  2. Jeff Lipshaw says:

    I should clarify in the proceeding comment that I’m aware of the studies. I’m not yet persuaded of any causal relationships. (Attila the Hun with a differentiated platform technology still trumps Mother Teresa with commoditized products.)

  3. Lawrence Cunningham says:

    The legal academy could use several younger scholars in the intersection of law and accounting, especially in corporate and securities contexts.

    Many luminaries in corporate/securities law have occasionally written important articles on accounting aspects, including Bill Cary, Jack Coffee, Mel Eisenberg, Ed Kitch, Joel Seligman and Elliott Weiss.

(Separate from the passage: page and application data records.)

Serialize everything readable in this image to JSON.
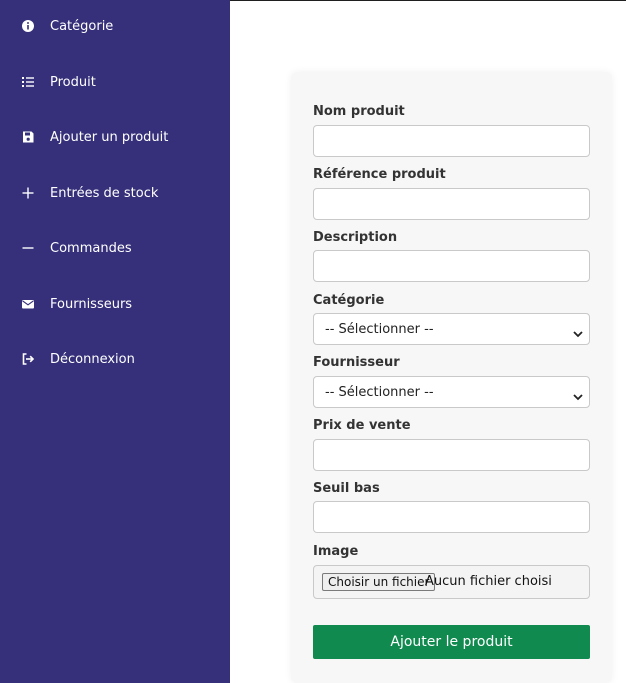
{
  "sidebar": {
    "items": [
      {
        "label": "Catégorie",
        "icon": "info-circle-icon"
      },
      {
        "label": "Produit",
        "icon": "list-icon"
      },
      {
        "label": "Ajouter un produit",
        "icon": "save-icon"
      },
      {
        "label": "Entrées de stock",
        "icon": "plus-icon"
      },
      {
        "label": "Commandes",
        "icon": "minus-icon"
      },
      {
        "label": "Fournisseurs",
        "icon": "envelope-icon"
      },
      {
        "label": "Déconnexion",
        "icon": "sign-out-icon"
      }
    ]
  },
  "form": {
    "fields": {
      "nom": {
        "label": "Nom produit",
        "value": ""
      },
      "reference": {
        "label": "Référence produit",
        "value": ""
      },
      "description": {
        "label": "Description",
        "value": ""
      },
      "categorie": {
        "label": "Catégorie",
        "selected": "-- Sélectionner --"
      },
      "fournisseur": {
        "label": "Fournisseur",
        "selected": "-- Sélectionner --"
      },
      "prix": {
        "label": "Prix de vente",
        "value": ""
      },
      "seuil": {
        "label": "Seuil bas",
        "value": ""
      },
      "image": {
        "label": "Image",
        "button": "Choisir un fichier",
        "status": "Aucun fichier choisi"
      }
    },
    "submit_label": "Ajouter le produit"
  },
  "colors": {
    "sidebar": "#36307a",
    "submit": "#118a4f"
  }
}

    Others devoted a substantial portion of their scholarly agendas to accounting matters, especially Colorado’s Ted Fiflis, NYU’s Homer Kripke and later Stanley Siegel and Columbia’s Lou Lowenstein.

    Contemporary scholars who make sustained and extensive contributions to law and accounting include Bill Bratton, Jim Cox and Robert Prentice.

    Other important current figures include Matt Barrett, Cal Johnson, and George Mundstock, along with valuable contributions by, among others, Erik Gerding, Claire Hill, Sean O’Connor, Lynn Stout and Gilbert Warren.

    Pros: An amazingly rich field with many current and continuing opportunities, including learning about related fields ranging from administrative law, intellectual property, international law and comparative law. Cons: some technical knowledge required.

  4. A very useful and provocative post. As I commented over on my blog, the biggest problem I have with all the alternatives to what you’re calling doctrinalism is that of comparative advantage. Financial economists and business school types would seem to have a significant advantage in all the other areas. In contrast, L&E trained law professors have a comparative in advantage in arbitraging their work into doctrinal analyses.

  5. Fred Tung says:

    Hi David:

    Great post. As a Market Quant-head sympathizer, let me add a little ray of sunshine to your post re law professor/ lawyer value-added. You have it exactly right that the lawyer’s comparative advantage is in reading contracts and cases and interpreting what they mean. In effect, law-types are the experts on institutional detail–how legal constraints actually work. This is not a small thing for Market Quant-head research, however. Finance professors may sometimes venture into empirical corporate governance research unarmed with a law co-author, which can be perilous. I once watched two highly-trained young finance professors present a paper relying on state antitakeover statutes as a measure of the degree of management entrenchment across firms. The law-types in the room quickly shot down their major premise. While everyone in the room was very gracious, it was a bit awkward when it became clear that the results of the paper were literally meaningless. It was no coincidence that these finance scholars taught at universities with no law school–MIT and Princeton, if memory serves.

    It’s not hard to see how such a mistake could be made by non-lawyers. Statutes are easy to find and read. Understanding staggered boards and poison pills, by contrast, requires (or at the time, required) a little better grasp of institutional detail.

    I think a law co-author can affect the sophistication of the kinds of questions that Market quant-head research can answer. We can be important contributors to project design. We may also often have better intuitions about where to look for causation.